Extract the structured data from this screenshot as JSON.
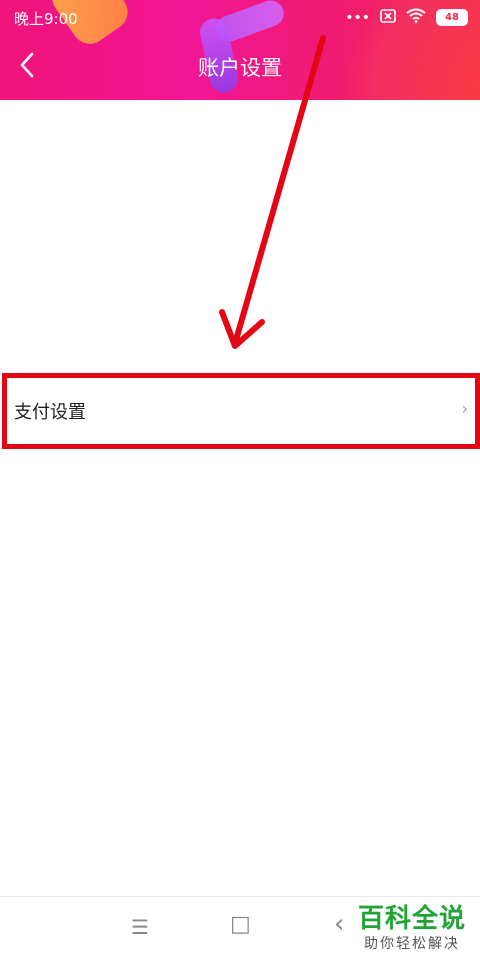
{
  "status_bar": {
    "time": "晚上9:00",
    "icons": [
      "more-dots-icon",
      "sim-x-icon",
      "wifi-icon"
    ],
    "battery": "48"
  },
  "header": {
    "title": "账户设置",
    "back_icon": "chevron-left-icon"
  },
  "settings": {
    "items": [
      {
        "label": "支付设置",
        "icon": "chevron-right-icon"
      }
    ]
  },
  "annotation": {
    "color": "#e30613"
  },
  "nav_bar": {
    "menu_glyph": "☰",
    "home_glyph": "□",
    "back_glyph": "‹"
  },
  "watermark": {
    "main": "百科全说",
    "sub": "助你轻松解决"
  }
}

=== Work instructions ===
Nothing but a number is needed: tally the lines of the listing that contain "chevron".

=== Finished exercise ===
2